But there’s hope! The best way to break bad writing habits is to first recognize that 1) you have them and 2) put forth the conscience effort needed to protect your time for writing. Here’s what I consider the three worst writing habits—and how to break them.
If you want to know how to be an author, it starts with the habits of professionalism that will carry you through a career. Treat your writing like you would any other job. You need a set schedule, you need a process, you need to improve, and you need to treat your coworkers (editors, agents, other writers) with respect.
Horror is a genre of literature or film that wants to evoke fear, shock, and suspense. Characters battle for their life versus a fate worse than death.
What makes a good horror story is the ability to tap into our deepest fears and deliver them in a captivating way. Even if you don’t consider yourself a horror writer, practicing a few short stories in this genre can help you understand human fear and the way it motivates action.
You’ve probably heard this one before: Your character must change throughout the course of your story. Characters need to transform.
I see a lot of confusion over this concept. Writers can normally nail the change (weak to strong; bad to good; cynical to optimistic) but it often comes from a weird place that doesn’t sit quite right with what we know about the protagonist.

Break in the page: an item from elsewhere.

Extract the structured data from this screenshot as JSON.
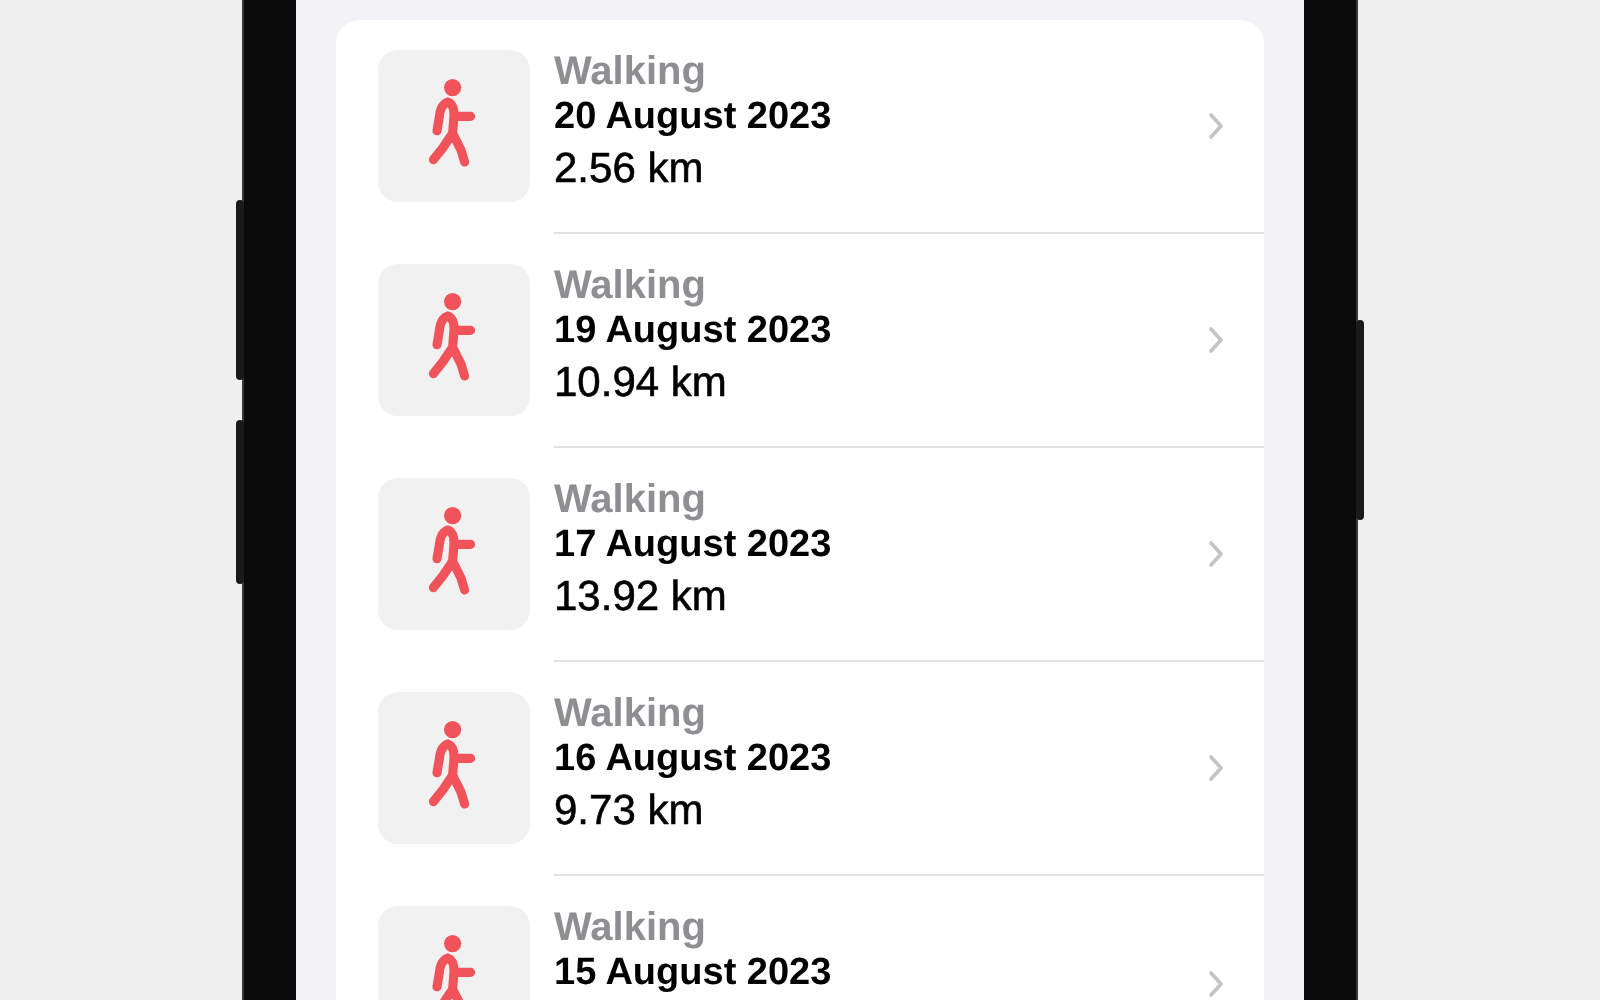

Or it’s too big of a change (or too much of a “fairy tale ending”) to be believable.
Writers think that great characters need drastic changes, but this isn’t always the case.
Let’s take a look at how writers should deal with character change, and how creating a character arc might make for a more interesting cast and plot.
Names — character names or the names of people in real life — are a big deal. Parents-to-be pore over baby name books for months looking for that “perfect” name. Even naming a pet can take time. You want the name to be perfect, to mean something, to be unique but not too “weird.”
Naming a character, especially in a longer piece of writing, can be just as agonizing and is definitely just as important.